A Roth IRA is a retirement account in which contributions and earnings grow tax-free. Contributions are not tax-deductible, and are made with after-tax earned income. Contributions can be made at any time. Distributions are tax-free provided the following requirements are met:
- Five years have elapsed since the initial contribution, and
- The distribution is due to:
- Attainment of age 59½;
- Death or disability, or
- First home purchased (limited to $10,000).
Contributions are limited to $5,000 in 2011. Those age 50 or older may make a “catch-up” contribution as well. The catch-up contribution is $1,000 in 2011.
Eligibility for Roth contributions is limited to individuals with Adjusted Gross Income (AGI) of less than $105,000, or for couples filing jointly with AGI of less than $167,000. Partial Roth contributions are available to those in the AGI phaseout ranges (for individuals $105,000 to $120,000, for couples filing jointly $167,000 to $177,000).
Roth IRAs are not subject to mandatory distribution rules and contributions can continue regardless of age. This benefits the investor with a source of income other than an IRA and makes the Roth IRA an estate-planning tool as well.
Advantages of a Roth IRA
- “Qualified distributions” from a Roth IRA are not subject to federal income tax. Contributions may be distributed at any time without being subject to federal income tax.
- Roth IRAs are not subject to mandatory distribution requirements during the life of the owner. Contributions after age 70½ are permitted if the taxpayer has compensation.
- One feature that many are not aware of is that after a five-year waiting period, any amount converted from a traditional IRA may be withdrawn without penalty, regardless of age (initial conversion amount only, not earnings on this amount). This gives the owner a great deal of flexibility if properly planned.
- Another potential advantage of a Roth IRA is estate planning if the IRA holder intends for the Roth IRA to be left to heirs. Heirs must pay income taxes on withdrawals from an inherited traditional IRA, but if they properly opt for a lifetime income stream from an inherited Roth IRA they won’t have to pay income tax on the money as they withdraw it.
Converting from a Traditional or Rollover IRA to a Roth IRA
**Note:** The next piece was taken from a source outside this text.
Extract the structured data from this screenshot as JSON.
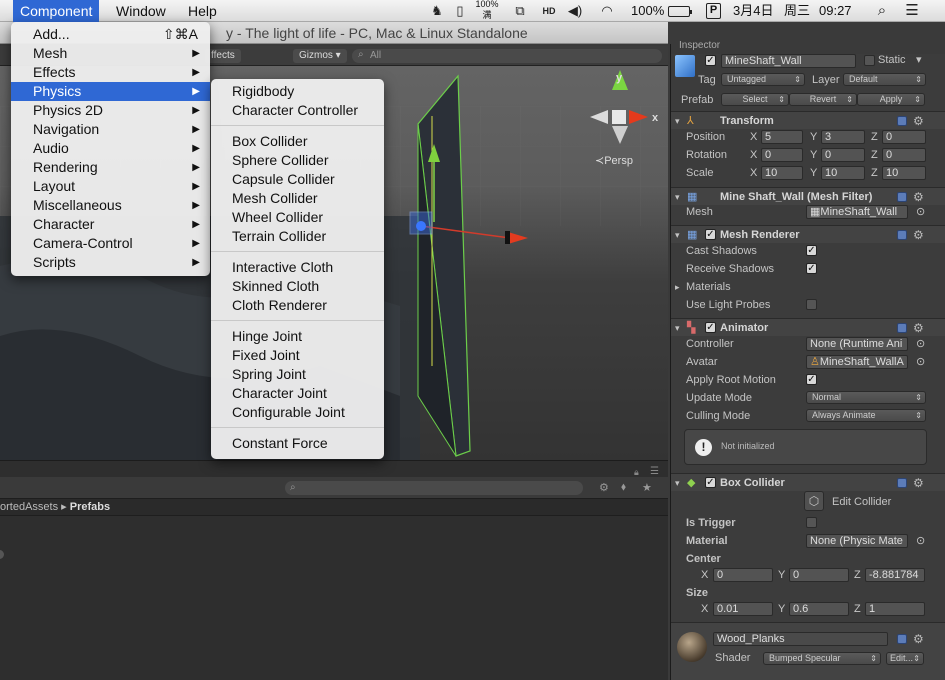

It is best to discuss with a financial planner whether you should convert all or some of your funds, as your specific individual situation may present unique reasons either to convert or to avoid converting. However, in general, to provide you with the greatest after-tax return, follow the steps below:
- Beginning in 2010, the AGI phaseout limit of $100,00 is removed. Therefore, everyone can qualify for a Roth IRA conversion.
- Can you wait at least five years before using any of the money? If yes, continue with last question. If not, DO NOT convert.
- What do you anticipate your marginal tax bracket (MTB) will be when you begin withdrawals? If your MTB will probably be lower, consider maintaining a traditional IRA. If your MTB will likely be higher or equal, and you can pay taxes by using funds other than tax-deferred accounts, consider converting to a Roth.
The other reason to convert to a Roth IRA is for estate tax planning purposes. This reason could possibly outweigh the reasons to not convert for some people.
Henssler Financial recommends making a Roth IRA contribution if you are eligible. If you are not eligible, in most cases, you are probably better off avoiding a Traditional IRA contribution with after-tax dollars, with a few exceptions. If you are a frequent trader, the Traditional IRA allows you to realize capital gains without paying capital gains taxes at the time you sell. Also, if you have most of your assets in taxable accounts, a small portion added to an IRA gives you some diversity, just in case tax law changes in the future and make the Traditional IRA more attractive. Otherwise, under current tax law, you are probably better off investing funds in a taxable account. Of course, as tax laws change, so will these recommendations. For more information regarding this topic, please contact Henssler Financial at 770-429-9166 or email@example.com.